BEGIN Given data

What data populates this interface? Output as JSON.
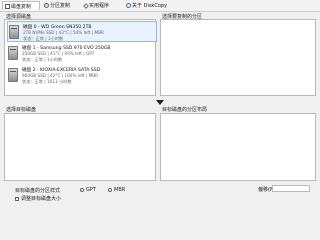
{
  "tabs": [
    {
      "label": "磁盘复制",
      "icon": "copy-icon"
    },
    {
      "label": "分区复制",
      "icon": "gear-icon"
    },
    {
      "label": "实用程序",
      "icon": "wrench-icon"
    },
    {
      "label": "关于 DiskCopy",
      "icon": "info-icon"
    }
  ],
  "source": {
    "title": "选择源磁盘",
    "disks": [
      {
        "line1": "磁盘 0 - WD Green SN350 2TB",
        "line2": "2TB NVMe SSD | 43°C | 54% left | MBR",
        "line3": "状态：正常 | 1小时数"
      },
      {
        "line1": "磁盘 1 - Samsung SSD 970 EVO 250GB",
        "line2": "250GB SSD | 41°C | 93% left | GPT",
        "line3": "状态：正常 | 1小时数"
      },
      {
        "line1": "磁盘 2 - KIOXIA-EXCERIA SATA SSD",
        "line2": "960GB SSD | 42°C | 100% left | MBR",
        "line3": "状态：正常 | 1611 小时数"
      }
    ]
  },
  "source_partitions": {
    "title": "选择要复制的分区"
  },
  "target": {
    "title": "选择目标磁盘"
  },
  "target_layout": {
    "title": "目标磁盘的分区布局"
  },
  "options": {
    "partition_format_label": "目标磁盘的分区样式",
    "gpt": "GPT",
    "mbr": "MBR",
    "checkbox_label": "调整目标磁盘大小",
    "offset_label": "偏移(MB):"
  }
}
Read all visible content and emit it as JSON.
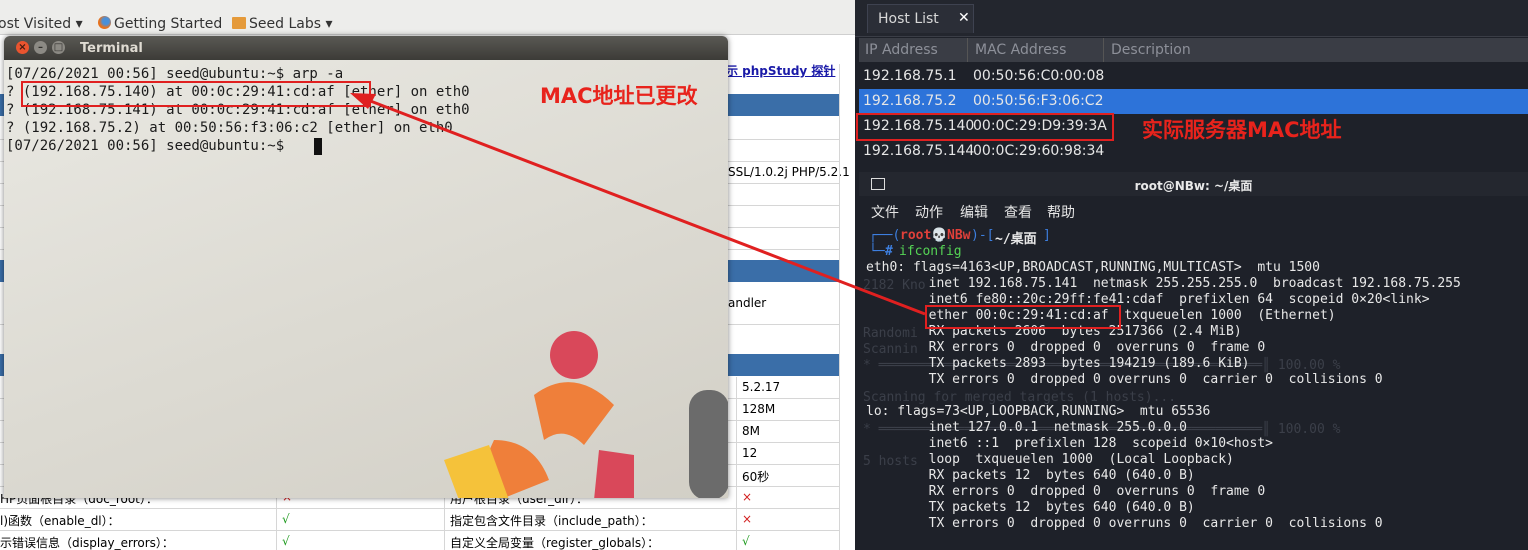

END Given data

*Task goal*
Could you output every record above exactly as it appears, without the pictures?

*Task solution*
What data populates this interface? Output as JSON.
{
  "tabs": [
    {
      "label": "磁盘复制",
      "icon": "copy-icon"
    },
    {
      "label": "分区复制",
      "icon": "gear-icon"
    },
    {
      "label": "实用程序",
      "icon": "wrench-icon"
    },
    {
      "label": "关于 DiskCopy",
      "icon": "info-icon"
    }
  ],
  "source": {
    "title": "选择源磁盘",
    "disks": [
      {
        "line1": "磁盘 0 - WD Green SN350 2TB",
        "line2": "2TB NVMe SSD | 43°C | 54% left | MBR",
        "line3": "状态：正常 | 1小时数"
      },
      {
        "line1": "磁盘 1 - Samsung SSD 970 EVO 250GB",
        "line2": "250GB SSD | 41°C | 93% left | GPT",
        "line3": "状态：正常 | 1小时数"
      },
      {
        "line1": "磁盘 2 - KIOXIA-EXCERIA SATA SSD",
        "line2": "960GB SSD | 42°C | 100% left | MBR",
        "line3": "状态：正常 | 1611 小时数"
      }
    ]
  },
  "source_partitions": {
    "title": "选择要复制的分区"
  },
  "target": {
    "title": "选择目标磁盘"
  },
  "target_layout": {
    "title": "目标磁盘的分区布局"
  },
  "options": {
    "partition_format_label": "目标磁盘的分区样式",
    "gpt": "GPT",
    "mbr": "MBR",
    "checkbox_label": "调整目标磁盘大小",
    "offset_label": "偏移(MB):"
  }
}
Read all visible content and emit it as JSON.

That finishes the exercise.